The more feedback a tutor has, the higher their national rating is and thus, that translates to more students gravitating towards that tutor for help... and more dollars in your designer Michael Kors wallet.
Building my own business from the comfort of my own studio apartment has not been easy. It took a lot of strategic thinking, a lot of planning, a lot of to-do lists, and a slew of social experiments to try to figure out what works and what didn’t. When the platform has ranked me number 4 in psychology and sociology alike, I knew that this skill was innate and needed to be cultivated.
After three consecutive months of tutoring non-stop, I returned to work and shortly after falling into the mundane 9-5 routine, I felt robotic and realized I’m only in it to pay bills. This epiphany has left me feeling refreshed and determined to go back to grad school to eventually become a professor of communications and sociology. If you’re a passionate soon-to-be-educator, consider signing up for Chegg Tutors.
Chegg Tutors had not only given me a platform to continue doing what I enjoyed, but also exposed me to the idea of affiliated marketing. Affiliate marketing, when it all comes down to it, is nothing short of product promotion. You're not only benefiting yourself as a tutor, but also boosting the morale of the product by encouraging others to sign up or try out the product. By definition, it is a marketing arrangement between the partner and the company to generate traffic which transcends into sales from referrals. Hence, if you're not much of a tutor, you might be interested in promotion through social media or other external networks... boost your clout, enhance social media presence and if you have any interest in becoming an influencer, affiliate marketing is the way to go.

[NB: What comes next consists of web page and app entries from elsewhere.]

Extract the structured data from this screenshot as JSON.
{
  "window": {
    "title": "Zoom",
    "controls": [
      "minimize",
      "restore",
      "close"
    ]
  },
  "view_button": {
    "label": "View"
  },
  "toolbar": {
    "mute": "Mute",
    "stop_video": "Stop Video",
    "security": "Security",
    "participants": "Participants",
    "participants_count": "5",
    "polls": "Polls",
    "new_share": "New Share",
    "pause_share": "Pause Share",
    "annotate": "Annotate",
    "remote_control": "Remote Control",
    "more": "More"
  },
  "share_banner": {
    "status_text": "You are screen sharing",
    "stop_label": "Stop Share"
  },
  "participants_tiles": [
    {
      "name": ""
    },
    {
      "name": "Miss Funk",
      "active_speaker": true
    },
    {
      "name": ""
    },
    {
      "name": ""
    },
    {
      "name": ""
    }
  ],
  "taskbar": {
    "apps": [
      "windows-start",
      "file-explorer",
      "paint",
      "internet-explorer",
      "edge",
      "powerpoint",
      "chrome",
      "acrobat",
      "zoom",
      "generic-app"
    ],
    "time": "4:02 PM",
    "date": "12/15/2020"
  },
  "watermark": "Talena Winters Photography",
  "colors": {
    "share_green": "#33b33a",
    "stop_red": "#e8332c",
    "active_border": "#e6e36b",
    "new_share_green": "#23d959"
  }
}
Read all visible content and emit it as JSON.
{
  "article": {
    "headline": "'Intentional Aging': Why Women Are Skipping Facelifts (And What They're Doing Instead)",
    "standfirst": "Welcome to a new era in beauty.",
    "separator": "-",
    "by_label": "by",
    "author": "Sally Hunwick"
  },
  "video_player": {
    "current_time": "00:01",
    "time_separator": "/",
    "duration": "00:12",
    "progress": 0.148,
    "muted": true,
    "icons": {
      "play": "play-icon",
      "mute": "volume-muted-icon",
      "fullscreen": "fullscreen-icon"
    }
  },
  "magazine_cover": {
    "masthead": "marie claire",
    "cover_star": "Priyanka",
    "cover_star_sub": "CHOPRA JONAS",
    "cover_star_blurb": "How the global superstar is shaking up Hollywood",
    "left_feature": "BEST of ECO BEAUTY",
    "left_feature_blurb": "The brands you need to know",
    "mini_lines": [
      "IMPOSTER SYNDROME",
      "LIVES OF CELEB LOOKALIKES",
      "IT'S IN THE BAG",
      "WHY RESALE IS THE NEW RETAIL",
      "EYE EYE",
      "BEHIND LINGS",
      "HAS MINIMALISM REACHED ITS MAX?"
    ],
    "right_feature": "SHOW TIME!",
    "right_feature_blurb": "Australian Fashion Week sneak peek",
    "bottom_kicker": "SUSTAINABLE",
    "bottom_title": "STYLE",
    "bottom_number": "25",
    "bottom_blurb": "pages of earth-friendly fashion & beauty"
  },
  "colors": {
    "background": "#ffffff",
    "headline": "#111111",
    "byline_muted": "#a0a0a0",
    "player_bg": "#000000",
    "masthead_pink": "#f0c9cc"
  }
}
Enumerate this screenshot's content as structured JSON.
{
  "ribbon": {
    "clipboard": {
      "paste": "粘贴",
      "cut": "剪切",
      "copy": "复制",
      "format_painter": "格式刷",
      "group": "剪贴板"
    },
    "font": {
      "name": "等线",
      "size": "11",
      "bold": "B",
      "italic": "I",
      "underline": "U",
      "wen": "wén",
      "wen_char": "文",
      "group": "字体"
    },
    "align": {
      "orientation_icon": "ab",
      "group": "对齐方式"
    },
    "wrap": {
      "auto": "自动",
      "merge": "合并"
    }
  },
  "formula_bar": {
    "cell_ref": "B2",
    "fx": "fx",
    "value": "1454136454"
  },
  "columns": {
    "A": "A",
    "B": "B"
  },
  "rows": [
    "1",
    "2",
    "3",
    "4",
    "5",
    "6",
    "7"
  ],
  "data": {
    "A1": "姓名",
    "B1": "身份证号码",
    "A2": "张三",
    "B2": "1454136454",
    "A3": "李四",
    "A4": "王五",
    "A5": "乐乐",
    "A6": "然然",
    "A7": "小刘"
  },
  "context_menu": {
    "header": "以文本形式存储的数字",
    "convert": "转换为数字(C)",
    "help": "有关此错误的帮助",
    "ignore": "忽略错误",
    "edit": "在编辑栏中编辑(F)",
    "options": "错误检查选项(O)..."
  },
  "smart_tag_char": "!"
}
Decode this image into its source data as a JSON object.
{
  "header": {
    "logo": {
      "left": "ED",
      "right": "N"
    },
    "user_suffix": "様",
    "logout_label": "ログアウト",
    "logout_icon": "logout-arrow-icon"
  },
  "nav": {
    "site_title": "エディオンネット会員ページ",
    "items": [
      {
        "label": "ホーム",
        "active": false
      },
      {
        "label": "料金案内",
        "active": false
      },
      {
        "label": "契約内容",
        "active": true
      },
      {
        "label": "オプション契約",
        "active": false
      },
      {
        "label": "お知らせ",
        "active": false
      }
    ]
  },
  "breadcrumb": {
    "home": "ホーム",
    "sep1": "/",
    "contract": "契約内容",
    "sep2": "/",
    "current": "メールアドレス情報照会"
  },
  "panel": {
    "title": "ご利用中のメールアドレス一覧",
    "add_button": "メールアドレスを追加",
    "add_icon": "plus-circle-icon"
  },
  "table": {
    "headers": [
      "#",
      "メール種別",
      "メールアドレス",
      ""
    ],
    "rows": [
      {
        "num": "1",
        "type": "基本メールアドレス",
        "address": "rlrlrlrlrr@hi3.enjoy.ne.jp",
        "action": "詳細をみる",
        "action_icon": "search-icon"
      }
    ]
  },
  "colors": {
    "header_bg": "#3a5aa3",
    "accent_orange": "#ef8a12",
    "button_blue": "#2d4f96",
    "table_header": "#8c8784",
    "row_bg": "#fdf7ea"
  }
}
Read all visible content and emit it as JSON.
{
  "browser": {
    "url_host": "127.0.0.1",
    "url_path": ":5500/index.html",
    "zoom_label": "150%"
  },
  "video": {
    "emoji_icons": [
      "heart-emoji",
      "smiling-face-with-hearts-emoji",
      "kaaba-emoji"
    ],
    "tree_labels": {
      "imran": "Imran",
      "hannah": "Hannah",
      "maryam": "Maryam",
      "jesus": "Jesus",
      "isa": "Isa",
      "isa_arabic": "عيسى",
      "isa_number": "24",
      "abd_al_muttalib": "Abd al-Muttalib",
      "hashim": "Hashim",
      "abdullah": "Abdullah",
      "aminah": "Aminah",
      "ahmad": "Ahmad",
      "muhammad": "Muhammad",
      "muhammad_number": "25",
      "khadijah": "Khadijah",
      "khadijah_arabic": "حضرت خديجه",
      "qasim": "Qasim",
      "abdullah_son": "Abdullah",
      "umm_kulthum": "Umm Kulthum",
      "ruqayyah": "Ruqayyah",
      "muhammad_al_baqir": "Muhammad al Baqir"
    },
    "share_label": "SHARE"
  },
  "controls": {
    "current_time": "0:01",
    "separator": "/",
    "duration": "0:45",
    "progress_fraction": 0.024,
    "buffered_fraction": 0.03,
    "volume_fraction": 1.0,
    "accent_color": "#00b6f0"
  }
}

The sole idea of owning my own schedule by becoming my own boss has saved me in a multitude of ways; by helping me figure out what I wanted to do with my life when things have hit a stagnant point and pay my bills when I was at my lowest.
If I am able to better someone else as a person, their gratitude and achievements are the most priceless outcome. Tutoring is a gig as old as time and as long as people are wanting to improve their test scores, grades, or learn a new language, I will always be in business.